'''

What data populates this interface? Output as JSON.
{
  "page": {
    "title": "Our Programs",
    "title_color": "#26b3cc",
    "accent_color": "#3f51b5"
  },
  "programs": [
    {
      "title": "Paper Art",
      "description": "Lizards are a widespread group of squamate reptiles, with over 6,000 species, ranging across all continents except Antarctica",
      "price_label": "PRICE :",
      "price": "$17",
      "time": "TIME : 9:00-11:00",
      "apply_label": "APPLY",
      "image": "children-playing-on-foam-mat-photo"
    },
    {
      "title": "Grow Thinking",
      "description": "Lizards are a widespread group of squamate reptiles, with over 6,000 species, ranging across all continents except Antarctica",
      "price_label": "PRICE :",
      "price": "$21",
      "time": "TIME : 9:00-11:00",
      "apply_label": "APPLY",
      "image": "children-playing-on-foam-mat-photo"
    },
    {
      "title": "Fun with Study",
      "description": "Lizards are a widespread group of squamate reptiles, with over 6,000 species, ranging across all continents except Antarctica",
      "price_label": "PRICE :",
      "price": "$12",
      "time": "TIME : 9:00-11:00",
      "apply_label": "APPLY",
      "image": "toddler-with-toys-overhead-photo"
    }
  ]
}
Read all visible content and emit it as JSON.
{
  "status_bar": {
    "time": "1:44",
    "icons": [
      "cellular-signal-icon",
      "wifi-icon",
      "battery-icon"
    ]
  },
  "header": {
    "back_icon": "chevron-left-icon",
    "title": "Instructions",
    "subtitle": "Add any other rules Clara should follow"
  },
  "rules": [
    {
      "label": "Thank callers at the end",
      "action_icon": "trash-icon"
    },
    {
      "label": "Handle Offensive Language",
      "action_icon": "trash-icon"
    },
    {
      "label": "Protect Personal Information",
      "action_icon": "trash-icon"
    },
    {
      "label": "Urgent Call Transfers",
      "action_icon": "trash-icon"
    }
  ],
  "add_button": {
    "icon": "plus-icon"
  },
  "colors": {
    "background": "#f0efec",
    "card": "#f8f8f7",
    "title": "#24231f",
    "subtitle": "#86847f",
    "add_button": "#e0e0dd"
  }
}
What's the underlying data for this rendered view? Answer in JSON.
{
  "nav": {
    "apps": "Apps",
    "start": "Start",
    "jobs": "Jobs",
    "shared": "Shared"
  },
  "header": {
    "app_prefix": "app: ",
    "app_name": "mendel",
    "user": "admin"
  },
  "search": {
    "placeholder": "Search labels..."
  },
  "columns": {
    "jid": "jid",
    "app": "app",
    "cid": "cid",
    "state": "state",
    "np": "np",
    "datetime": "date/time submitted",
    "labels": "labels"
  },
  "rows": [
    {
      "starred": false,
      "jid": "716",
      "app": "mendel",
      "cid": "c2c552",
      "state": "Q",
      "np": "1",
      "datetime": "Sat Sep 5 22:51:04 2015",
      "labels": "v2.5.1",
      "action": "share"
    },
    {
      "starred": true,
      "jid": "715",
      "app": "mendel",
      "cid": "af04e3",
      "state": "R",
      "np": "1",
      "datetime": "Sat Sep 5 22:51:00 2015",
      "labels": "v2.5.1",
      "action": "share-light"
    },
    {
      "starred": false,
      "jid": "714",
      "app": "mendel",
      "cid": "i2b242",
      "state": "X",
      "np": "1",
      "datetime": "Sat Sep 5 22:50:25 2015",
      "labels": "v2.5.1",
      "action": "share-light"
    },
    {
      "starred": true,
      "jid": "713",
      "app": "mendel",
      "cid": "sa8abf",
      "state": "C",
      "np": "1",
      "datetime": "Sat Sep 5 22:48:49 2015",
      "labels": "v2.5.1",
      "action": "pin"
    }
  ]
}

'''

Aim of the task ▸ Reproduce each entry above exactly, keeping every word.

Response to the exercise ▸
What data populates this interface? Output as JSON.
{
  "page": {
    "title": "Our Programs",
    "title_color": "#26b3cc",
    "accent_color": "#3f51b5"
  },
  "programs": [
    {
      "title": "Paper Art",
      "description": "Lizards are a widespread group of squamate reptiles, with over 6,000 species, ranging across all continents except Antarctica",
      "price_label": "PRICE :",
      "price": "$17",
      "time": "TIME : 9:00-11:00",
      "apply_label": "APPLY",
      "image": "children-playing-on-foam-mat-photo"
    },
    {
      "title": "Grow Thinking",
      "description": "Lizards are a widespread group of squamate reptiles, with over 6,000 species, ranging across all continents except Antarctica",
      "price_label": "PRICE :",
      "price": "$21",
      "time": "TIME : 9:00-11:00",
      "apply_label": "APPLY",
      "image": "children-playing-on-foam-mat-photo"
    },
    {
      "title": "Fun with Study",
      "description": "Lizards are a widespread group of squamate reptiles, with over 6,000 species, ranging across all continents except Antarctica",
      "price_label": "PRICE :",
      "price": "$12",
      "time": "TIME : 9:00-11:00",
      "apply_label": "APPLY",
      "image": "toddler-with-toys-overhead-photo"
    }
  ]
}
Read all visible content and emit it as JSON.
{
  "status_bar": {
    "time": "1:44",
    "icons": [
      "cellular-signal-icon",
      "wifi-icon",
      "battery-icon"
    ]
  },
  "header": {
    "back_icon": "chevron-left-icon",
    "title": "Instructions",
    "subtitle": "Add any other rules Clara should follow"
  },
  "rules": [
    {
      "label": "Thank callers at the end",
      "action_icon": "trash-icon"
    },
    {
      "label": "Handle Offensive Language",
      "action_icon": "trash-icon"
    },
    {
      "label": "Protect Personal Information",
      "action_icon": "trash-icon"
    },
    {
      "label": "Urgent Call Transfers",
      "action_icon": "trash-icon"
    }
  ],
  "add_button": {
    "icon": "plus-icon"
  },
  "colors": {
    "background": "#f0efec",
    "card": "#f8f8f7",
    "title": "#24231f",
    "subtitle": "#86847f",
    "add_button": "#e0e0dd"
  }
}
What's the underlying data for this rendered view? Answer in JSON.
{
  "nav": {
    "apps": "Apps",
    "start": "Start",
    "jobs": "Jobs",
    "shared": "Shared"
  },
  "header": {
    "app_prefix": "app: ",
    "app_name": "mendel",
    "user": "admin"
  },
  "search": {
    "placeholder": "Search labels..."
  },
  "columns": {
    "jid": "jid",
    "app": "app",
    "cid": "cid",
    "state": "state",
    "np": "np",
    "datetime": "date/time submitted",
    "labels": "labels"
  },
  "rows": [
    {
      "starred": false,
      "jid": "716",
      "app": "mendel",
      "cid": "c2c552",
      "state": "Q",
      "np": "1",
      "datetime": "Sat Sep 5 22:51:04 2015",
      "labels": "v2.5.1",
      "action": "share"
    },
    {
      "starred": true,
      "jid": "715",
      "app": "mendel",
      "cid": "af04e3",
      "state": "R",
      "np": "1",
      "datetime": "Sat Sep 5 22:51:00 2015",
      "labels": "v2.5.1",
      "action": "share-light"
    },
    {
      "starred": false,
      "jid": "714",
      "app": "mendel",
      "cid": "i2b242",
      "state": "X",
      "np": "1",
      "datetime": "Sat Sep 5 22:50:25 2015",
      "labels": "v2.5.1",
      "action": "share-light"
    },
    {
      "starred": true,
      "jid": "713",
      "app": "mendel",
      "cid": "sa8abf",
      "state": "C",
      "np": "1",
      "datetime": "Sat Sep 5 22:48:49 2015",
      "labels": "v2.5.1",
      "action": "pin"
    }
  ]
}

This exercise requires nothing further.